Esketamine: A New Treatment for Patients with TRD


Neil Mehta, Staff Writer

Recently, the FDA approved an alternative treatment for depression: a ketamine-like medication known as esketamine. This motion could open new doors for treatments of patients who do not respond to other medications as a rapid-acting drug.

Major Depressive Disorder, or MDD, is one of the most common mental disorders in the United States. Up to one-third of individuals with depression have a condition known as TRD, or treatment resistant depression. This situation arises when patients fail to respond to a traditional treatment of antidepressant medications. Generally, dosage increases and changes in medication have been used to respond to TRD in patients with depression.

Ketamine (or ketamine derivatives) have been previously discussed as a fast-acting treatment for depression. A 2014 study found that ketamine was associated with “a significant clinical improvement in depressive symptoms within hours after administration,” in addition to a decrease in suicide ideation.

The approval of Esketamine (delivered as a nasal spray), is an opportunity to use a fast-acting solution that is tightly regulated to comply with safety concerns, as the drug could act similarly to the more potent recreational ketamine for some patients.

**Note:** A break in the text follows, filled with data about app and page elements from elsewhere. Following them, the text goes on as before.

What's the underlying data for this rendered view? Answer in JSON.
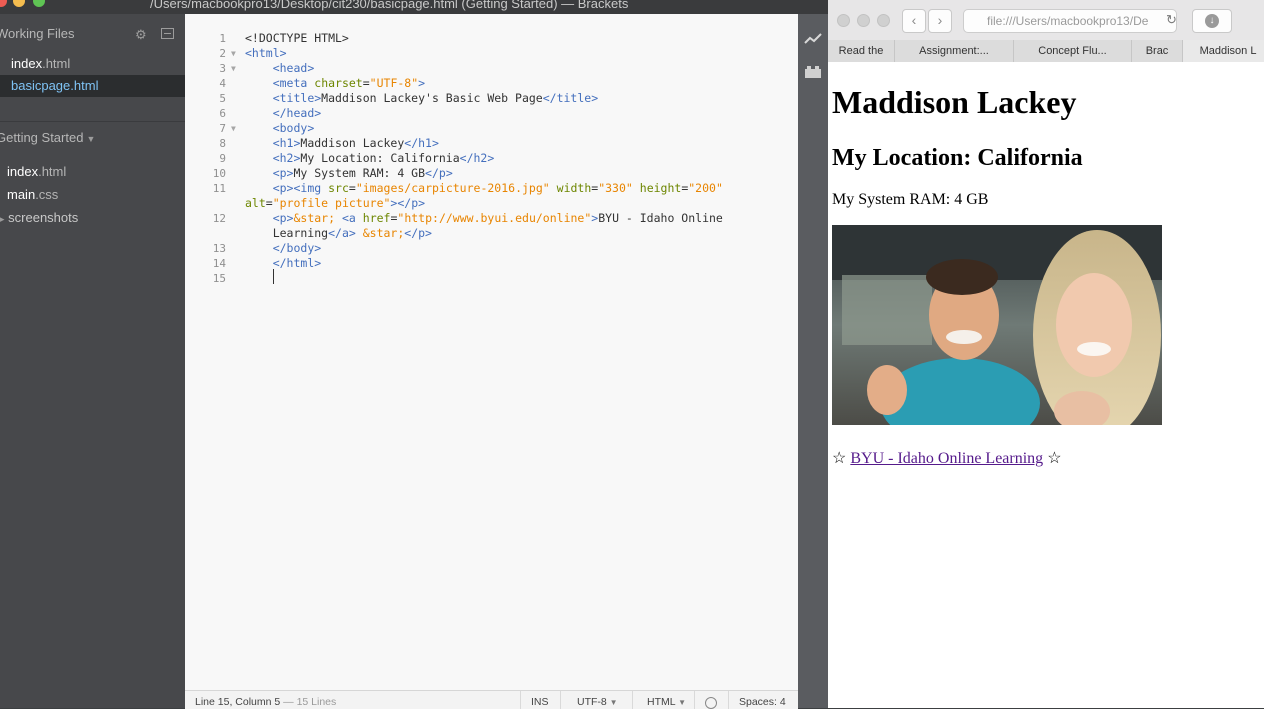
{
  "window": {
    "title": "/Users/macbookpro13/Desktop/cit230/basicpage.html (Getting Started) — Brackets"
  },
  "sidebar": {
    "working_files_title": "Working Files",
    "working_files": [
      {
        "name": "index",
        "ext": ".html",
        "selected": false
      },
      {
        "name": "basicpage",
        "ext": ".html",
        "selected": true
      }
    ],
    "project_title": "Getting Started",
    "project_items": [
      {
        "name": "index",
        "ext": ".html"
      },
      {
        "name": "main",
        "ext": ".css"
      },
      {
        "name": "screenshots",
        "ext": ""
      }
    ]
  },
  "editor": {
    "lines": [
      {
        "num": "1",
        "fold": "",
        "html": "&lt;!DOCTYPE HTML&gt;"
      },
      {
        "num": "2",
        "fold": "▼",
        "html": "<span class='tag'>&lt;html&gt;</span>"
      },
      {
        "num": "3",
        "fold": "▼",
        "html": "    <span class='tag'>&lt;head&gt;</span>"
      },
      {
        "num": "4",
        "fold": "",
        "html": "    <span class='tag'>&lt;meta</span> <span class='attr'>charset</span>=<span class='str'>\"UTF-8\"</span><span class='tag'>&gt;</span>"
      },
      {
        "num": "5",
        "fold": "",
        "html": "    <span class='tag'>&lt;title&gt;</span>Maddison Lackey's Basic Web Page<span class='tag'>&lt;/title&gt;</span>"
      },
      {
        "num": "6",
        "fold": "",
        "html": "    <span class='tag'>&lt;/head&gt;</span>"
      },
      {
        "num": "7",
        "fold": "▼",
        "html": "    <span class='tag'>&lt;body&gt;</span>"
      },
      {
        "num": "8",
        "fold": "",
        "html": "    <span class='tag'>&lt;h1&gt;</span>Maddison Lackey<span class='tag'>&lt;/h1&gt;</span>"
      },
      {
        "num": "9",
        "fold": "",
        "html": "    <span class='tag'>&lt;h2&gt;</span>My Location: California<span class='tag'>&lt;/h2&gt;</span>"
      },
      {
        "num": "10",
        "fold": "",
        "html": "    <span class='tag'>&lt;p&gt;</span>My System RAM: 4 GB<span class='tag'>&lt;/p&gt;</span>"
      },
      {
        "num": "11",
        "fold": "",
        "html": "    <span class='tag'>&lt;p&gt;&lt;img</span> <span class='attr'>src</span>=<span class='str'>\"images/carpicture-2016.jpg\"</span> <span class='attr'>width</span>=<span class='str'>\"330\"</span> <span class='attr'>height</span>=<span class='str'>\"200\"</span>"
      },
      {
        "num": "",
        "fold": "",
        "html": "<span class='attr'>alt</span>=<span class='str'>\"profile picture\"</span><span class='tag'>&gt;&lt;/p&gt;</span>"
      },
      {
        "num": "12",
        "fold": "",
        "html": "    <span class='tag'>&lt;p&gt;</span><span class='ent'>&amp;star;</span> <span class='tag'>&lt;a</span> <span class='attr'>href</span>=<span class='str'>\"http://www.byui.edu/online\"</span><span class='tag'>&gt;</span>BYU - Idaho Online"
      },
      {
        "num": "",
        "fold": "",
        "html": "    Learning<span class='tag'>&lt;/a&gt;</span> <span class='ent'>&amp;star;</span><span class='tag'>&lt;/p&gt;</span>"
      },
      {
        "num": "13",
        "fold": "",
        "html": "    <span class='tag'>&lt;/body&gt;</span>"
      },
      {
        "num": "14",
        "fold": "",
        "html": "    <span class='tag'>&lt;/html&gt;</span>"
      },
      {
        "num": "15",
        "fold": "",
        "html": ""
      }
    ]
  },
  "status": {
    "position": "Line 15, Column 5",
    "line_count": "— 15 Lines",
    "mode_ins": "INS",
    "encoding": "UTF-8",
    "language": "HTML",
    "spaces_label": "Spaces:",
    "spaces_value": "4"
  },
  "safari": {
    "url": "file:///Users/macbookpro13/De",
    "tabs": [
      "Read the",
      "Assignment:...",
      "Concept Flu...",
      "Brac",
      "Maddison L"
    ]
  },
  "preview": {
    "h1": "Maddison Lackey",
    "h2": "My Location: California",
    "ram": "My System RAM: 4 GB",
    "star": "☆",
    "link_text": "BYU - Idaho Online Learning"
  }
}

Because some researchers remain concerned that esketamine acts similar to opioid drugs, it is required that patients fail to respond to more than one antidepressant before esketamine is administered. In addition, side effects such as dizziness and lethargy mean that recipients of the drug can’t get behind the wheel until they’ve had a full night of sleep. Regardless, the drug could be a promising new option for individuals with TRD.